* This commuter rail service was owned and operated by the K&I Bridge and Railroad Company. The K&I bridge across the river held commuter tracks as well as a swivel section that allowed it to open for passing ships. This only happened four times, one of which was for an Australian convict ship. You can read more about the bridge on Wikipedia.
* Louisville also had one of the highest (in elevation) el stations (from ground level) in the country, an elevated station with a subterranean entry, and electric freight subway.
* The 3rd rail train that exhibited in Chicago for a few weeks in 1883 came directly to Louisville and ran for 4 years.
* In the early 1900's Louisville had nearly 100 steam and electric commuter rail stations. Its electric commuter trains ran on till as late as the eve of 1946.
* There were pictures of sixteen car commuter trains from Louisville in Life Magazine as late as the World War II era.
* In the early 1930's Louisville had electric commuter trains that ran at 70 mph on the Indianapolis run and were capable of nearly 100 mph. They were specifically designed and built with extensive use of aluminum and with special undercarriage trucks also designed for high speed. They were clones of the Ohio "Red Devils", but rebuilt on steroids.
* Stretching from the western edge of New Albany, to downtown Louisville to the current baseball park locale, to Mellwood Ave area, to the recently demolished Baxter elevated station, to Kentucky Ave., back to over the Ohio river north over 1 mi. to 11th st in Jeffersonville.......all amounted to about 10 miles of elevated rail lines, upon which all manner (freight & passenger) of trains operated.
* This 10 mile web of elevated lines were used by about a dozen different mainlines and four separate electric train operators, ( the electrics were on the riverfront el, and on the Jeffersonville ramp up to the Big Four then out to about 1 mile southward, where an incline descended to run another mile to downtown (surface) on standard gauge.

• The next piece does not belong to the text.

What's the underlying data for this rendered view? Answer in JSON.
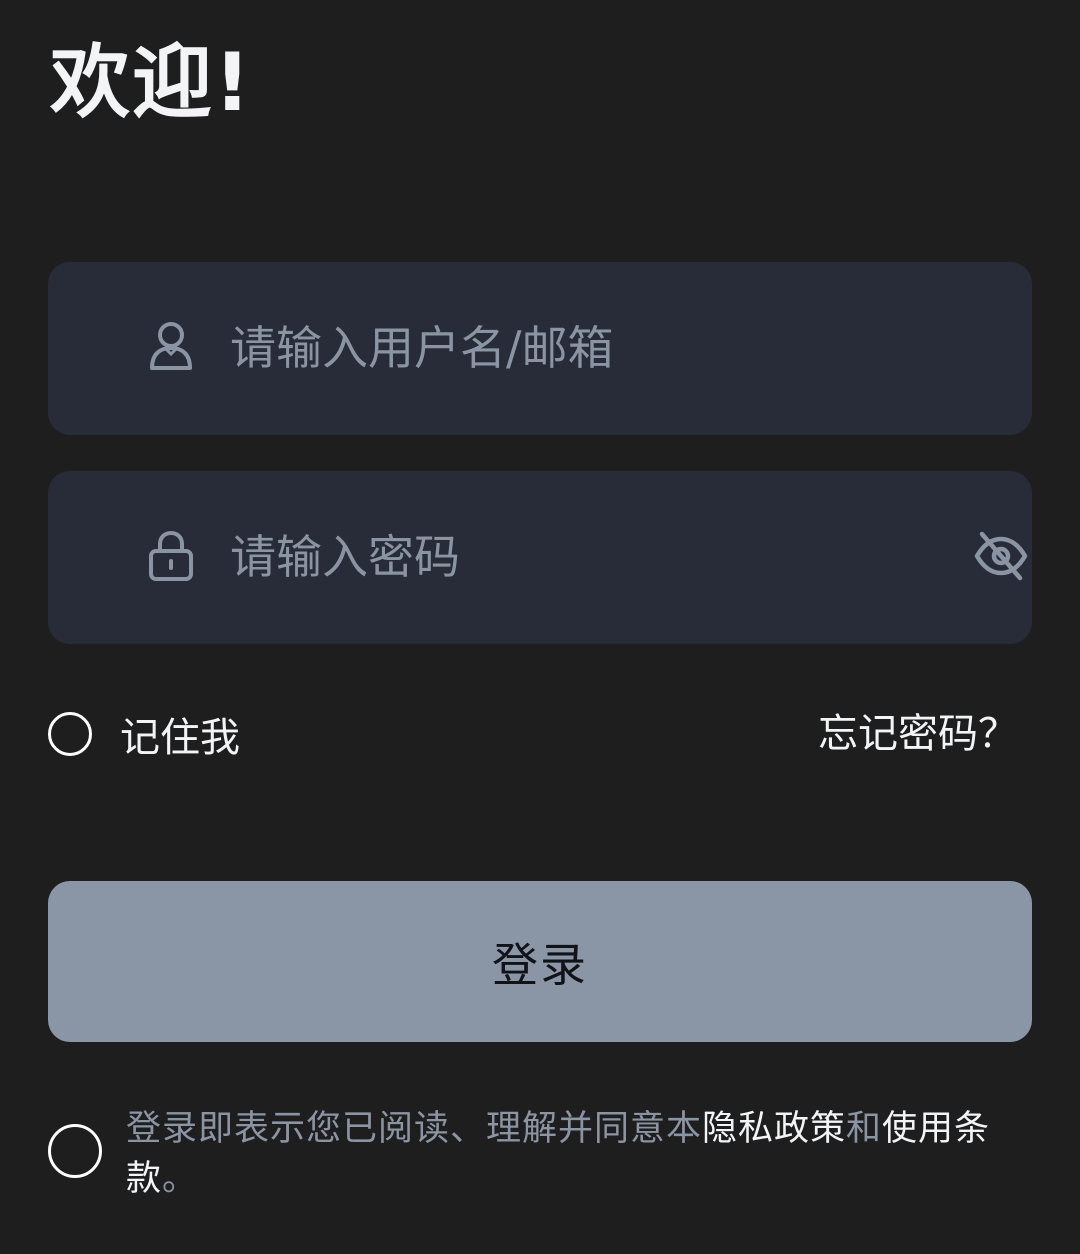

All electric trains from Indiana with one quirky exception were all standard gauge.